EXERCISE PROMPT: Everything in the listing should be restated word for word.

⟨

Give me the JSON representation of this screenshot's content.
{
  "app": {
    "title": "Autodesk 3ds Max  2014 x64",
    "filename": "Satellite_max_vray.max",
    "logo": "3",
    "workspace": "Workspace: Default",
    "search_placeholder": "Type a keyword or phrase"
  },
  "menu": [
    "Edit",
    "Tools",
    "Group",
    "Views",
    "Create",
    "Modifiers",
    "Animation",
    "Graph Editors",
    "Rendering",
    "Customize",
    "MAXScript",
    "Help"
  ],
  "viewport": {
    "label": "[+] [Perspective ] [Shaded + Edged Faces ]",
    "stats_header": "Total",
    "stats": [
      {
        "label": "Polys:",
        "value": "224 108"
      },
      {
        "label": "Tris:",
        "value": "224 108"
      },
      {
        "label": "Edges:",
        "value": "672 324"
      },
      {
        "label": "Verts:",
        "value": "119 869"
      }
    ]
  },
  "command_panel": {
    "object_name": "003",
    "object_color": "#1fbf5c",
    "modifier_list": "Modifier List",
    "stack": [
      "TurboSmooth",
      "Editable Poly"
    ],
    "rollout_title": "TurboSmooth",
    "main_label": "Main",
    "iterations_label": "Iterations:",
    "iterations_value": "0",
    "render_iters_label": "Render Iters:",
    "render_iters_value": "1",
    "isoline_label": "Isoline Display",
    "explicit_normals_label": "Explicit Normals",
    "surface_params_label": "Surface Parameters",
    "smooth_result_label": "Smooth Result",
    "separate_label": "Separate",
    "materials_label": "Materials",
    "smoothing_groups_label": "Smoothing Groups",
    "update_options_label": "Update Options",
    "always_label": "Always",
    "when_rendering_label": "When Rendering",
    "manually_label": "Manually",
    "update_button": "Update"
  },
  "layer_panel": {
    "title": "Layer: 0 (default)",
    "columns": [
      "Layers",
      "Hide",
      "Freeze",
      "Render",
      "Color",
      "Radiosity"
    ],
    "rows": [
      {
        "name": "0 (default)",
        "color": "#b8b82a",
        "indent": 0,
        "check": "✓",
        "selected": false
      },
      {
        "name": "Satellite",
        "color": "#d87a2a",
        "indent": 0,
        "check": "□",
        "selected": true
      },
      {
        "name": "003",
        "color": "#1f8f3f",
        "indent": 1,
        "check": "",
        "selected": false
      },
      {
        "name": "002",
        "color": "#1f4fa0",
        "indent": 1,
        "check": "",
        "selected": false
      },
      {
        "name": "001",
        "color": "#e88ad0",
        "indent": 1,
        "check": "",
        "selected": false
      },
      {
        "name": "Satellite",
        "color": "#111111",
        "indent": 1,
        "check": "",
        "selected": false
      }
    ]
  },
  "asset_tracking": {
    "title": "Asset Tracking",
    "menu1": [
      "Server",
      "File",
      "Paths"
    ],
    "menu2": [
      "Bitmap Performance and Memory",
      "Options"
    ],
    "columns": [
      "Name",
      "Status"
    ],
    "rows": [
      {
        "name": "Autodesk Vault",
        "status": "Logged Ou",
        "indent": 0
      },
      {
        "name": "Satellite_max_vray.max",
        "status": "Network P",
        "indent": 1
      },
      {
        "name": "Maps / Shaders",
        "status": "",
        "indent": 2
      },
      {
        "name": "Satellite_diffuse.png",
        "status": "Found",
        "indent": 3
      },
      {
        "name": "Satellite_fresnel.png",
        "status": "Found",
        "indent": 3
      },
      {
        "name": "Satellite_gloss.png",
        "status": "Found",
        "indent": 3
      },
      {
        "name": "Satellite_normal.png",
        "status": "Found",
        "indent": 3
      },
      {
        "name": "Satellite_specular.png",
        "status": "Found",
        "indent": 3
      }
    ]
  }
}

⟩

ANSWER TO THIS PROBLEM:
Give me the JSON representation of this screenshot's content.
{
  "app": {
    "title": "Autodesk 3ds Max  2014 x64",
    "filename": "Satellite_max_vray.max",
    "logo": "3",
    "workspace": "Workspace: Default",
    "search_placeholder": "Type a keyword or phrase"
  },
  "menu": [
    "Edit",
    "Tools",
    "Group",
    "Views",
    "Create",
    "Modifiers",
    "Animation",
    "Graph Editors",
    "Rendering",
    "Customize",
    "MAXScript",
    "Help"
  ],
  "viewport": {
    "label": "[+] [Perspective ] [Shaded + Edged Faces ]",
    "stats_header": "Total",
    "stats": [
      {
        "label": "Polys:",
        "value": "224 108"
      },
      {
        "label": "Tris:",
        "value": "224 108"
      },
      {
        "label": "Edges:",
        "value": "672 324"
      },
      {
        "label": "Verts:",
        "value": "119 869"
      }
    ]
  },
  "command_panel": {
    "object_name": "003",
    "object_color": "#1fbf5c",
    "modifier_list": "Modifier List",
    "stack": [
      "TurboSmooth",
      "Editable Poly"
    ],
    "rollout_title": "TurboSmooth",
    "main_label": "Main",
    "iterations_label": "Iterations:",
    "iterations_value": "0",
    "render_iters_label": "Render Iters:",
    "render_iters_value": "1",
    "isoline_label": "Isoline Display",
    "explicit_normals_label": "Explicit Normals",
    "surface_params_label": "Surface Parameters",
    "smooth_result_label": "Smooth Result",
    "separate_label": "Separate",
    "materials_label": "Materials",
    "smoothing_groups_label": "Smoothing Groups",
    "update_options_label": "Update Options",
    "always_label": "Always",
    "when_rendering_label": "When Rendering",
    "manually_label": "Manually",
    "update_button": "Update"
  },
  "layer_panel": {
    "title": "Layer: 0 (default)",
    "columns": [
      "Layers",
      "Hide",
      "Freeze",
      "Render",
      "Color",
      "Radiosity"
    ],
    "rows": [
      {
        "name": "0 (default)",
        "color": "#b8b82a",
        "indent": 0,
        "check": "✓",
        "selected": false
      },
      {
        "name": "Satellite",
        "color": "#d87a2a",
        "indent": 0,
        "check": "□",
        "selected": true
      },
      {
        "name": "003",
        "color": "#1f8f3f",
        "indent": 1,
        "check": "",
        "selected": false
      },
      {
        "name": "002",
        "color": "#1f4fa0",
        "indent": 1,
        "check": "",
        "selected": false
      },
      {
        "name": "001",
        "color": "#e88ad0",
        "indent": 1,
        "check": "",
        "selected": false
      },
      {
        "name": "Satellite",
        "color": "#111111",
        "indent": 1,
        "check": "",
        "selected": false
      }
    ]
  },
  "asset_tracking": {
    "title": "Asset Tracking",
    "menu1": [
      "Server",
      "File",
      "Paths"
    ],
    "menu2": [
      "Bitmap Performance and Memory",
      "Options"
    ],
    "columns": [
      "Name",
      "Status"
    ],
    "rows": [
      {
        "name": "Autodesk Vault",
        "status": "Logged Ou",
        "indent": 0
      },
      {
        "name": "Satellite_max_vray.max",
        "status": "Network P",
        "indent": 1
      },
      {
        "name": "Maps / Shaders",
        "status": "",
        "indent": 2
      },
      {
        "name": "Satellite_diffuse.png",
        "status": "Found",
        "indent": 3
      },
      {
        "name": "Satellite_fresnel.png",
        "status": "Found",
        "indent": 3
      },
      {
        "name": "Satellite_gloss.png",
        "status": "Found",
        "indent": 3
      },
      {
        "name": "Satellite_normal.png",
        "status": "Found",
        "indent": 3
      },
      {
        "name": "Satellite_specular.png",
        "status": "Found",
        "indent": 3
      }
    ]
  }
}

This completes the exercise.